Apple lands yet another patent for cellular connectivity in the MacBook
On Tuesday, Apple was granted another patent that covers adding cellular connectivity to its MacBooks. The patent was originally filed on June 8, 2015, and describes how “Isolated Cavity Antennas” are installed within the slot-shaped opening residing between the device base and its lid.
“A slot-shaped opening may separate the upper and lower housing,” states the abstract. “A flexible printed circuit with ground traces may bisect the slot-shaped opening to form first and second slots. Cavity antennas may be aligned with the slots.”
According to the patent, the first slot, second slot, and third slot run parallel to the rotational axis. The installed “cavity” antenna transmits and receives signals through the first slot when the MacBook is in the closed position. When the lid is opened, the antenna transmits and receives signals through the second and third slots.

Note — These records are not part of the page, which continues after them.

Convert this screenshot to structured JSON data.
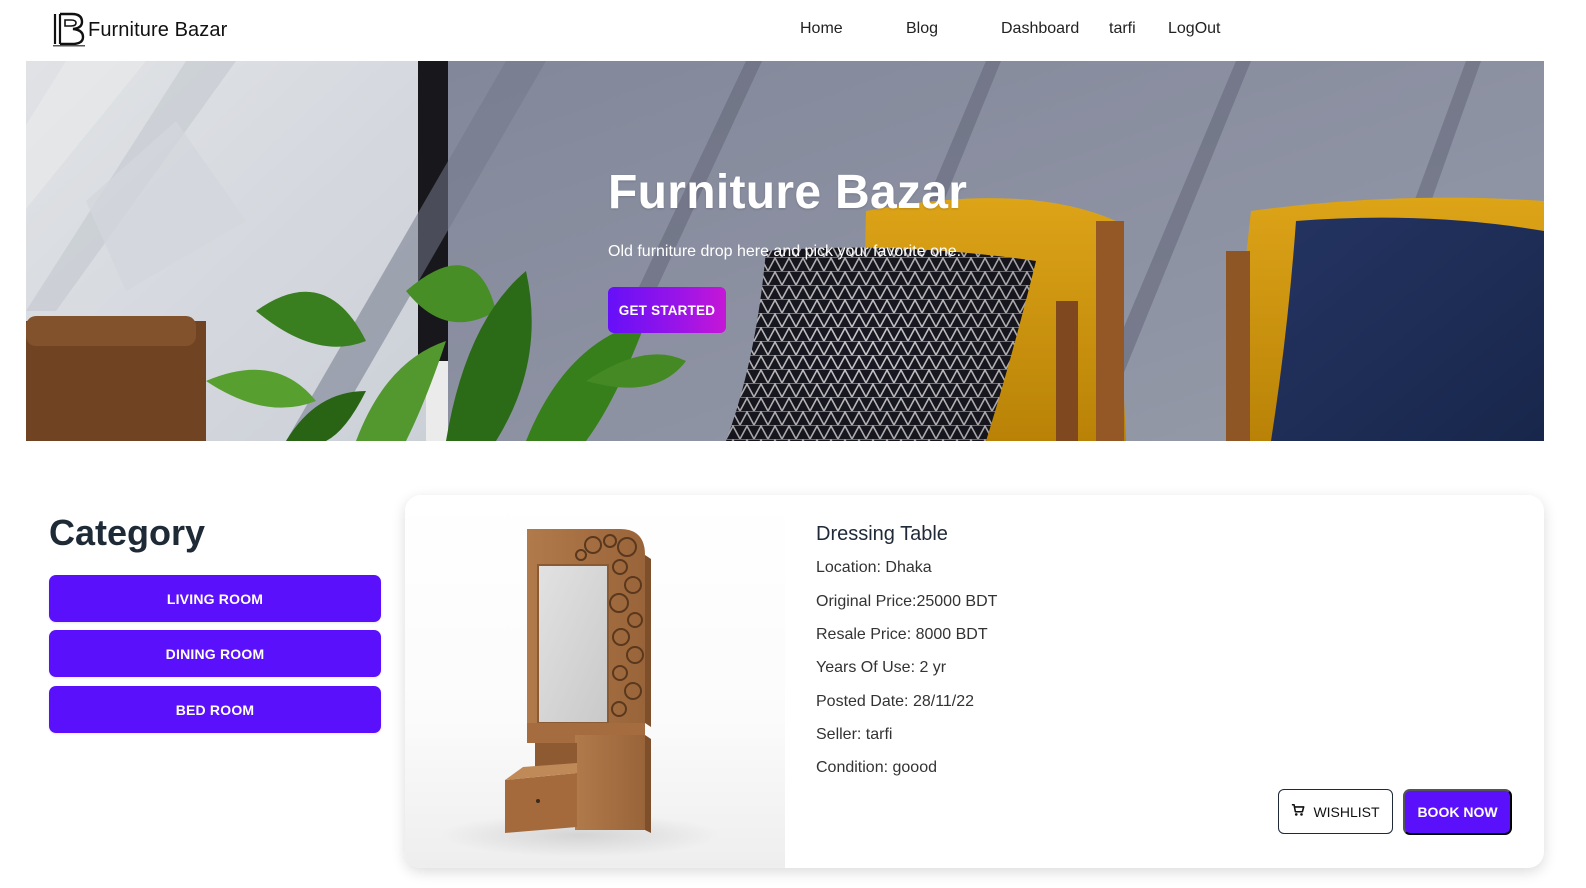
{
  "brand": {
    "name": "Furniture Bazar",
    "logo_icon": "fb-logo-icon"
  },
  "nav": {
    "links": [
      {
        "label": "Home"
      },
      {
        "label": "Blog"
      },
      {
        "label": "Dashboard"
      },
      {
        "label": "tarfi"
      },
      {
        "label": "LogOut"
      }
    ]
  },
  "hero": {
    "title": "Furniture Bazar",
    "subtitle": "Old furniture drop here and pick your favorite one.",
    "cta_label": "GET STARTED"
  },
  "category": {
    "title": "Category",
    "items": [
      {
        "label": "LIVING ROOM"
      },
      {
        "label": "DINING ROOM"
      },
      {
        "label": "BED ROOM"
      }
    ]
  },
  "product": {
    "name": "Dressing Table",
    "location": "Location: Dhaka",
    "original_price": "Original Price:25000 BDT",
    "resale_price": "Resale Price: 8000 BDT",
    "years_of_use": "Years Of Use: 2 yr",
    "posted_date": "Posted Date: 28/11/22",
    "seller": "Seller: tarfi",
    "condition": "Condition: goood",
    "wishlist_label": "WISHLIST",
    "wishlist_icon": "cart-icon",
    "book_label": "BOOK NOW"
  },
  "colors": {
    "primary": "#5b10fc",
    "gradient_start": "#6510f8",
    "gradient_end": "#c617d6",
    "text_dark": "#1f2937"
  }
}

There are actually two antennas installed in two cavities residing between the hinges, which deal with 2.4GHz and 5GHz wireless networking. A third cavity is described for long-range communications such as cellular telephone bands. The patent even covers other connectivity options like near-field communications (NFC), 60GHz communications, light-based wireless connectivity, satellite navigation, and more.

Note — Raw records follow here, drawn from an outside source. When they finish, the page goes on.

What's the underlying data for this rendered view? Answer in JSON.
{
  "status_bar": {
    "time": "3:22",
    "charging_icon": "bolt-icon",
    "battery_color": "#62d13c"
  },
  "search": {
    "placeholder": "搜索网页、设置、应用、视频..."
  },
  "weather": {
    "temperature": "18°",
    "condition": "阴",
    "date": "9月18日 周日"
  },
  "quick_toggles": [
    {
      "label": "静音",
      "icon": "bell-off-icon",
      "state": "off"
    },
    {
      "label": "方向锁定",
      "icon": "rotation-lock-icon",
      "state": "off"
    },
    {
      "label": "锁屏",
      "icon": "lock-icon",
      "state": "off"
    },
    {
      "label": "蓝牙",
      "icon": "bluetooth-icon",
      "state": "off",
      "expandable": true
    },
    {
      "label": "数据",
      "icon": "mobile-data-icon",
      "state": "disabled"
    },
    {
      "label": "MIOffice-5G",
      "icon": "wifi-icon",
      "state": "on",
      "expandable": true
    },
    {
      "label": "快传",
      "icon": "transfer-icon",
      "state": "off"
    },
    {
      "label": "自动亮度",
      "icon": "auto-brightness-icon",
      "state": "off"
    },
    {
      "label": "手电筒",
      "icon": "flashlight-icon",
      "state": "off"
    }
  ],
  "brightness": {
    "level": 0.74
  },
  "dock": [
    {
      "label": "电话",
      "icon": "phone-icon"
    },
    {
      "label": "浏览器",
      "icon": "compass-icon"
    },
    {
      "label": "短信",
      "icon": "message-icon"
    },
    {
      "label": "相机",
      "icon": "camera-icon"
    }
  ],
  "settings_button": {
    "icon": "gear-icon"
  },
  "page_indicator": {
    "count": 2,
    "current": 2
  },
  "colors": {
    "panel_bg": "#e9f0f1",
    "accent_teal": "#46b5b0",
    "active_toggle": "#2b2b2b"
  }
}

Apple began thinking to install cellular connectivity into its MacBooks in 2007. In fact, the MacBook Pro almost received 3G connectivity support, but former Apple CEO Steve Jobs said in 2008 that the company decided it would consume too much room on the device, and would lock customers to a specific carrier. Instead, owners could use a USB-based modem and use the carrier they wanted.
One possible solution Apple might use for the MacBook is Apple SIM, which is supported by AT&T, Sprint, and T-Mobile here in the United States. It already comes pre-installed in a number of Wi-Fi/Cellular iPad models, and the 9.7-inch iPad Pro. According to Apple, this wireless tech can keep customers connected “in more than 100 countries and territories around the world.”
This isn’t the first patent Apple received the green light for in regards to MacBook cellular connectivity. One granted on May 24, 2016, is called “Electronic device with dual clutch barrel cavity antennas,” and states that cavity antennas could be formed in a clutch barrel region located between the hinges. At first glance, it seems almost identical to Tuesday’s granted patent, meaning Apple is seemingly covering all of its bases regarding the design for adding 4G LTE connectivity to its MacBooks.
Unfortunately, that doesn’t mean the feature is coming soon. Large companies like Apple tend to patent everything they think they’ll use, so a competitor doesn’t beat them to it, or claim they had the idea first. LTE would be a great feature for Mac — but it’s anyone guess if it’ll actually arrive.